(PROBLEM):
Pull every line containing the word "Rachel" out of the material below.

[EXTRACTED MATERIAL — start]

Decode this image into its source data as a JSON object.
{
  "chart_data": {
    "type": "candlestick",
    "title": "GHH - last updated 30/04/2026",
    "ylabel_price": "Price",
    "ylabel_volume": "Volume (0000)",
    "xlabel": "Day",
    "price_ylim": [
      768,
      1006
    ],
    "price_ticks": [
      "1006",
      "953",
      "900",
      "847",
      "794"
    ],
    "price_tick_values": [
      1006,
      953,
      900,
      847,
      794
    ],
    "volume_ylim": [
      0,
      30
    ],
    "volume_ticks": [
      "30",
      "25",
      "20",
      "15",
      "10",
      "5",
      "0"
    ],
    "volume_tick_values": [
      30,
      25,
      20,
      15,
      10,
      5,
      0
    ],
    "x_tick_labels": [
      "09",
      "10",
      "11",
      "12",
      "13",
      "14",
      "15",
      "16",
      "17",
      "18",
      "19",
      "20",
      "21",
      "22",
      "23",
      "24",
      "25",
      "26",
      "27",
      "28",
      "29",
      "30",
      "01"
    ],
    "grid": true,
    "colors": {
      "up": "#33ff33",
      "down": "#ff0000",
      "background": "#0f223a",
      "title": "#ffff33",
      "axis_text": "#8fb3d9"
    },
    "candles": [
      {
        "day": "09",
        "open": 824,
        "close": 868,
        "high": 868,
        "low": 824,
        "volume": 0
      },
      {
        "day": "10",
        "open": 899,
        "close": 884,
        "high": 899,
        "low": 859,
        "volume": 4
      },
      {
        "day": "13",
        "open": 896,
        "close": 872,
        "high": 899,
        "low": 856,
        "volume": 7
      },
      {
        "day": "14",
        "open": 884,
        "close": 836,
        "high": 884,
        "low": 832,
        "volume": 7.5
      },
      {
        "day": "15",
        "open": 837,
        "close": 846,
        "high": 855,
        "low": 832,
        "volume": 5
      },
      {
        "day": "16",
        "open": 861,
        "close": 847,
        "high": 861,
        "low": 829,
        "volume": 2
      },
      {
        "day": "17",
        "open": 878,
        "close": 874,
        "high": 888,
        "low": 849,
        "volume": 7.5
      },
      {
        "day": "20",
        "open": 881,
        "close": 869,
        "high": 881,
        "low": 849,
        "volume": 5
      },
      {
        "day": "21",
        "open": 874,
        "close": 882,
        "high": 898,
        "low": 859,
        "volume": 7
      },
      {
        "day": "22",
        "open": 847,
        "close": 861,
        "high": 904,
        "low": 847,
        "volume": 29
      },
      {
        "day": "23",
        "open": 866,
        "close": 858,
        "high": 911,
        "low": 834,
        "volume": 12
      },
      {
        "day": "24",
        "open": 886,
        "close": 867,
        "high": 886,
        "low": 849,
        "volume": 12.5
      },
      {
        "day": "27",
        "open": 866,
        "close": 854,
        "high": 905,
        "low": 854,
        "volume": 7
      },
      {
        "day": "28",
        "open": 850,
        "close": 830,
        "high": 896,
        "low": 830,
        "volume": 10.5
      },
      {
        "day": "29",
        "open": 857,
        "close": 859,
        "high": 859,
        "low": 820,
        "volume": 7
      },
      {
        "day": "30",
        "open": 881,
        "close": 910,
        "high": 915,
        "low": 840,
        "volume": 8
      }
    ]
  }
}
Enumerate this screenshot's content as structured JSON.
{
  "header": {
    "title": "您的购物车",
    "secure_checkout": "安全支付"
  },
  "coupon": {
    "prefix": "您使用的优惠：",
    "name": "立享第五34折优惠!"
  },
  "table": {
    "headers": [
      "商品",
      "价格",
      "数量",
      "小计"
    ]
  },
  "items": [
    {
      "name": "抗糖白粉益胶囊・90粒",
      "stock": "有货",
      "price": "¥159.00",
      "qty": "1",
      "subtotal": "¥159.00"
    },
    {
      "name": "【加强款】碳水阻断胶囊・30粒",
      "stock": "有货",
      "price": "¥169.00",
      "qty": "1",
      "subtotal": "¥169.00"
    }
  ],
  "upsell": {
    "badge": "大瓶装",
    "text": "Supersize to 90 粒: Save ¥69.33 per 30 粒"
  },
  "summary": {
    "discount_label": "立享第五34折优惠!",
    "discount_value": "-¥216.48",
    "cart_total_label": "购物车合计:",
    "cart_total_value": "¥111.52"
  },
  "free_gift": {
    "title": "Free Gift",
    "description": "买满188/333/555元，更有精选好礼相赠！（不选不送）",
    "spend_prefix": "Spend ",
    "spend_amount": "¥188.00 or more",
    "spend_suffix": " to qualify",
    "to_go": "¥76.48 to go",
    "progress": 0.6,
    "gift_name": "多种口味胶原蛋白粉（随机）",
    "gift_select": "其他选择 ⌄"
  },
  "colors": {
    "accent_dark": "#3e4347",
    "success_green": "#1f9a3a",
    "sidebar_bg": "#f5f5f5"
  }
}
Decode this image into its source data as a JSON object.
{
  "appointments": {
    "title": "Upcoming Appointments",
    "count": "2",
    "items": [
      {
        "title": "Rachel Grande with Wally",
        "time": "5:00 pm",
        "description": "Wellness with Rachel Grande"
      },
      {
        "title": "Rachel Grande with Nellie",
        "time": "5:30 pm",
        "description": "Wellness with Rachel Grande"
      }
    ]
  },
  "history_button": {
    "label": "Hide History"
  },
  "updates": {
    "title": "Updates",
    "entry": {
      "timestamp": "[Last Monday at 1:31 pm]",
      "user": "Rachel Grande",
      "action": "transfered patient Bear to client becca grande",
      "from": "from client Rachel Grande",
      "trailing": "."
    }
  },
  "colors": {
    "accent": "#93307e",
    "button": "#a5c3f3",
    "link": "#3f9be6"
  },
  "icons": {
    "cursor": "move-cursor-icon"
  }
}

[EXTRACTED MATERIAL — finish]

(SOLUTION TO THE EXERCISE):
        "title": "Rachel Grande with Wally",
        "description": "Wellness with Rachel Grande"
        "title": "Rachel Grande with Nellie",
        "description": "Wellness with Rachel Grande"
      "user": "Rachel Grande",
      "from": "from client Rachel Grande",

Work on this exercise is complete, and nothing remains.